  • Sudden weakness or numbness on one side of the body
  • Confusion 
  • Headaches
  • Seizures

It’s important to know that  frequency and symptom type can vary when comparing ischemic and hemorrhagic strokes. For example, seizures are more common in hemorrhagic stroke patients, while nausea and vomiting occur more often with ischemic strokes. Both ischemic and hemorrhagic strokes may involve headaches, but those experiencing hemorrhagic strokes are more likely to have sudden, severe pain in the back of the head.

No matter what symptoms you or a loved one face, it’s critical to seek medical attention immediately if any of these signs are present.


Understanding Ischemic Stroke

Ischemic stroke happens in response to a blockage of the blood supply to the brain. This blockage prevents brain tissue from getting the necessary oxygen and nutrients. 

Ischemic strokes “account for about 87% of all strokes.” The two types of ischemic strokes are: 

  • Thrombotic stroke: Caused by a blood clot that builds in an artery that supplies blood to the brain
  • Embolic stroke: Caused by a clot that forms in the body and travels through the blood vessels to the brain

Common Symptoms 

The severity of ischemic stroke symptoms can differ depending on the location and impact of the stroke. These can include sudden: 

  • Numbness or weakness in the face, arm, or leg, usually on one side of the body
  • Confusion, trouble speaking, or difficulty understanding speech
  • Trouble seeing in one or both eyes
  • Trouble walking, dizziness, loss of balance, or coordination
  • Severe tension-like headache with no known cause

Additional symptoms, such as nausea and vomiting, may occur in some cases.

Understanding Hemorrhagic Stroke

Hemorrhagic strokes happen due to weak blood vessels that rupture and bleed into the brain. This stroke category is further split into two sub-categories:

  • Intracerebral hemorrhage: Bleeding into the brain tissue
  • Subarachnoid hemorrhage: Bleeding in the space that surrounds the brain

Common Symptoms 

Common symptoms of hemorrhagic stroke involve a sudden onset of: 

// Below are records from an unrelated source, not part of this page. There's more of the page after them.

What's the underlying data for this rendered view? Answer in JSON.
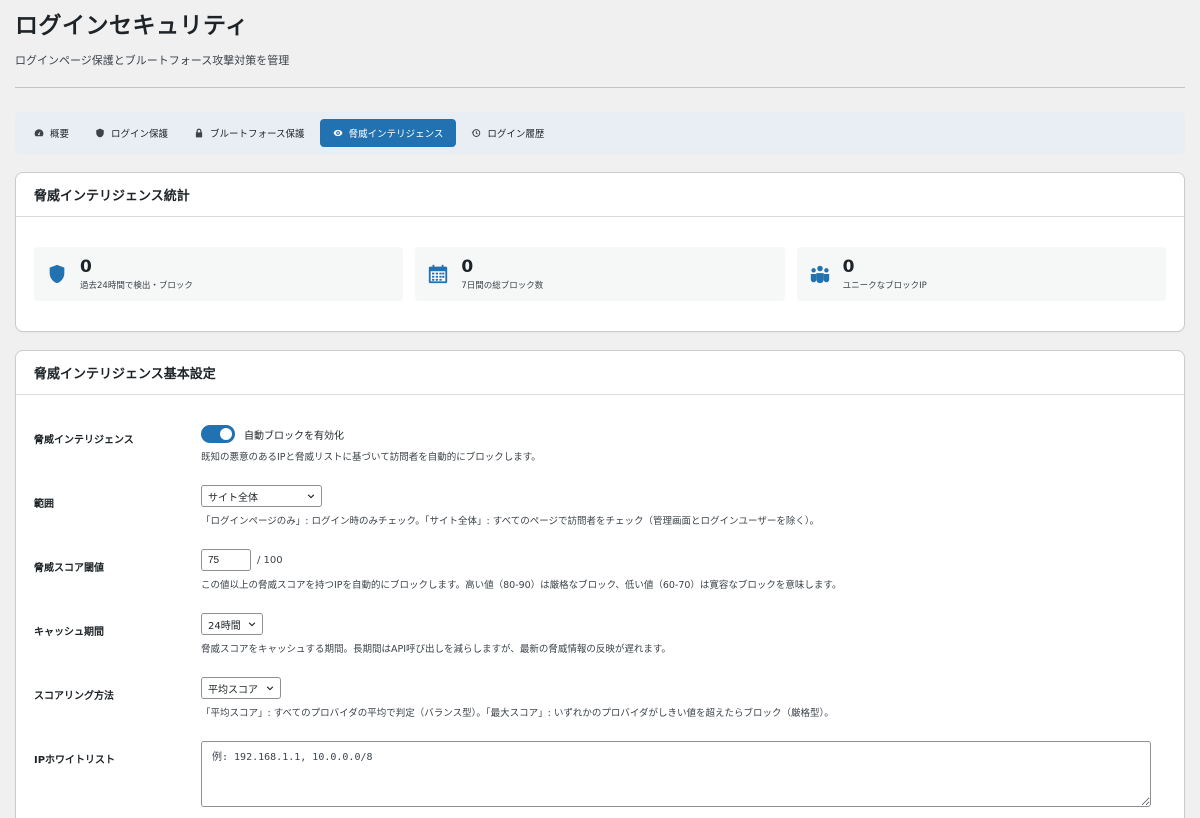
{
  "header": {
    "title": "ログインセキュリティ",
    "subtitle": "ログインページ保護とブルートフォース攻撃対策を管理"
  },
  "tabs": [
    {
      "label": "概要",
      "icon": "dashboard-icon",
      "active": false
    },
    {
      "label": "ログイン保護",
      "icon": "shield-icon",
      "active": false
    },
    {
      "label": "ブルートフォース保護",
      "icon": "lock-icon",
      "active": false
    },
    {
      "label": "脅威インテリジェンス",
      "icon": "eye-icon",
      "active": true
    },
    {
      "label": "ログイン履歴",
      "icon": "history-icon",
      "active": false
    }
  ],
  "stats_card": {
    "title": "脅威インテリジェンス統計",
    "items": [
      {
        "value": "0",
        "label": "過去24時間で検出・ブロック",
        "icon": "shield-icon"
      },
      {
        "value": "0",
        "label": "7日間の総ブロック数",
        "icon": "calendar-icon"
      },
      {
        "value": "0",
        "label": "ユニークなブロックIP",
        "icon": "groups-icon"
      }
    ]
  },
  "settings_card": {
    "title": "脅威インテリジェンス基本設定",
    "threat_intel": {
      "label": "脅威インテリジェンス",
      "toggle_label": "自動ブロックを有効化",
      "toggle_on": true,
      "description": "既知の悪意のあるIPと脅威リストに基づいて訪問者を自動的にブロックします。"
    },
    "scope": {
      "label": "範囲",
      "selected": "サイト全体",
      "description": "「ログインページのみ」: ログイン時のみチェック。「サイト全体」: すべてのページで訪問者をチェック（管理画面とログインユーザーを除く）。"
    },
    "threshold": {
      "label": "脅威スコア閾値",
      "value": "75",
      "suffix": "/ 100",
      "description": "この値以上の脅威スコアを持つIPを自動的にブロックします。高い値（80-90）は厳格なブロック、低い値（60-70）は寛容なブロックを意味します。"
    },
    "cache": {
      "label": "キャッシュ期間",
      "selected": "24時間",
      "description": "脅威スコアをキャッシュする期間。長期間はAPI呼び出しを減らしますが、最新の脅威情報の反映が遅れます。"
    },
    "scoring": {
      "label": "スコアリング方法",
      "selected": "平均スコア",
      "description": "「平均スコア」: すべてのプロバイダの平均で判定（バランス型）。「最大スコア」: いずれかのプロバイダがしきい値を超えたらブロック（厳格型）。"
    },
    "whitelist": {
      "label": "IPホワイトリスト",
      "placeholder": "例: 192.168.1.1, 10.0.0.0/8"
    }
  },
  "colors": {
    "accent": "#2271b1",
    "tab_bar_bg": "#e9eef5",
    "page_bg": "#f0f0f1"
  }
}
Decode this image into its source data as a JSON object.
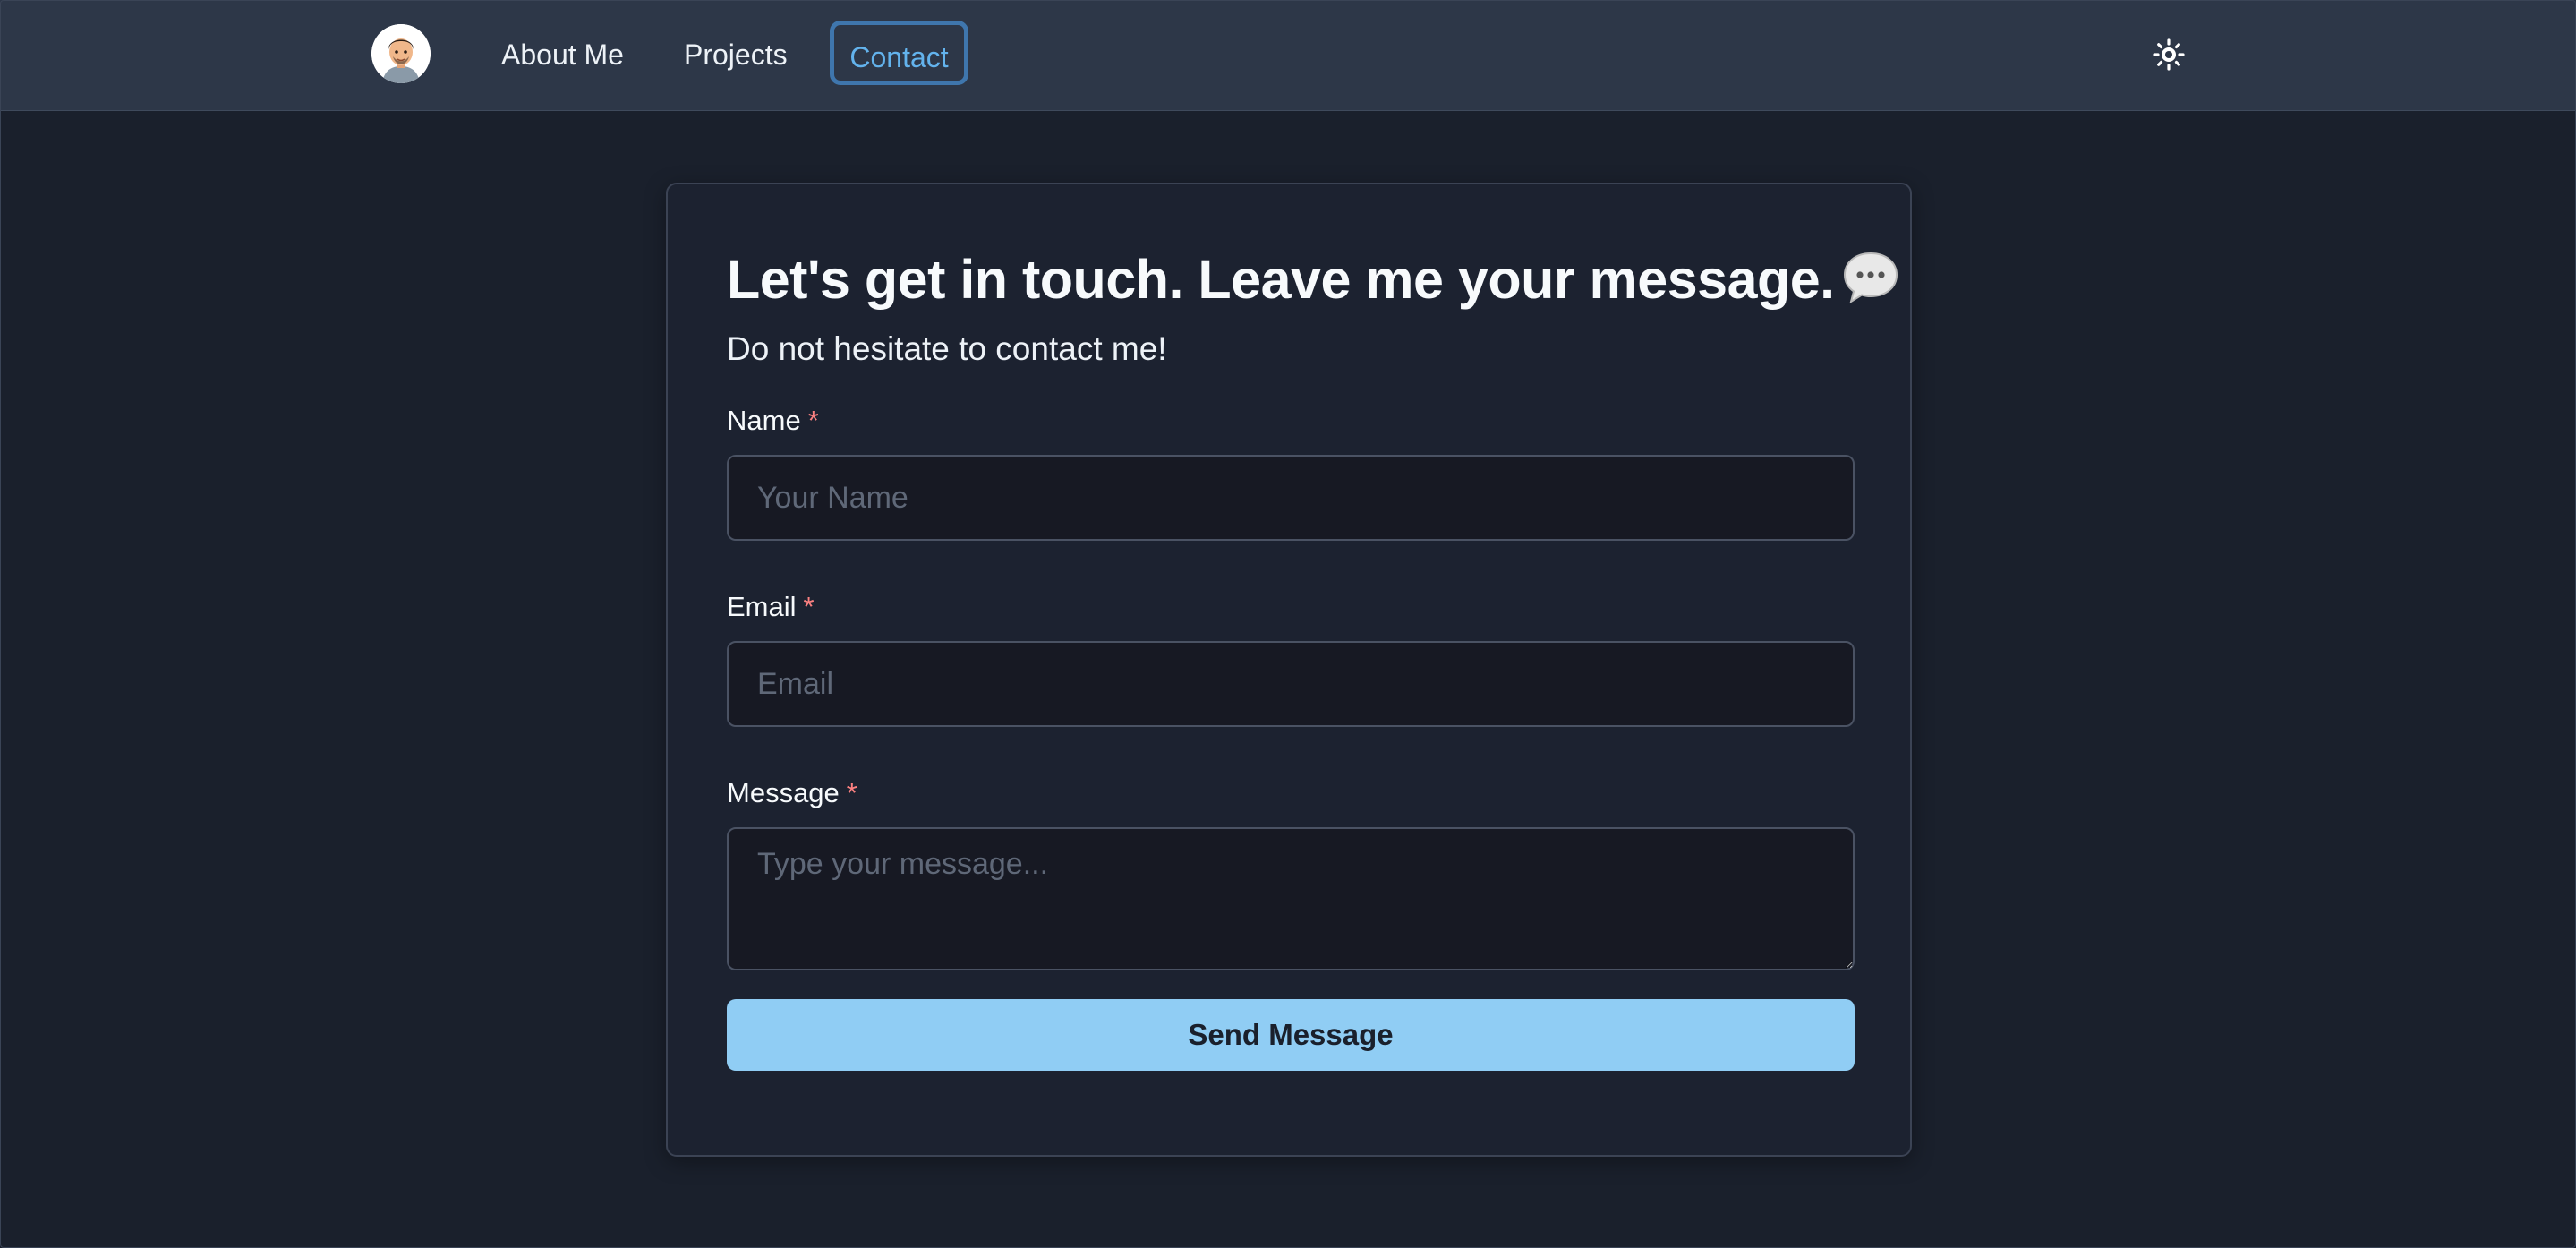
{
  "nav": {
    "avatar_icon": "memoji-avatar-icon",
    "links": [
      {
        "label": "About Me"
      },
      {
        "label": "Projects"
      },
      {
        "label": "Contact",
        "active": true
      }
    ],
    "theme_toggle_icon": "sun-icon"
  },
  "contact": {
    "heading": "Let's get in touch. Leave me your message.",
    "heading_icon": "speech-bubble-icon",
    "subheading": "Do not hesitate to contact me!",
    "name_label": "Name",
    "name_placeholder": "Your Name",
    "email_label": "Email",
    "email_placeholder": "Email",
    "message_label": "Message",
    "message_placeholder": "Type your message...",
    "required_marker": "*",
    "submit_label": "Send Message"
  },
  "colors": {
    "page_background": "#1a202c",
    "navbar_background": "#2d3748",
    "accent": "#63b3ed",
    "button_background": "#90cdf4",
    "required": "#fc8181"
  }
}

  • A severe headache at the back of the head; could be described as the “worst headache of your life”
  • Numbness or weakness in the face, arm, or leg, especially on one side of the body
  • Trouble speaking or understanding speech
  • Vision changes
  • Loss of coordination or balance
  • Seizures and loss of consciousness may also occur.

Again, we strongly urge you to seek medical attention if you or someone you know experiences any of the symptoms of an ischemic or hemorrhagic stroke. 

You can also learn about the 5 things you can do to help a stroke victim recoveror Ways to Enhance Your Post-Stroke Journey: 3 Brain Exercises to Consider.

It’s Never Too Late to Seek Help for Stroke Recovery


Recovery after a stroke is a unique journey for each survivor, and timelines can vary greatly—it’s common and understandable to feel discouraged along the way. Stroke recovery is not always linear and can involve ups and downs. But If it’s been months or even years after the stroke incident and your progress still isn’t where you want to be, you can still have hope. 

Backed by a diverse medical staff and over a decade of leading research, the Aviv Clinics team is here to help you be empowered. Our post-stroke program has revitalized individuals’ cognitive and physical capabilities, even years after a stroke.

Contact us today to learn if the Aviv Clinics stroke recovery program is right for you or your loved one.

Watch Cindy’s Remarkable Recovery Story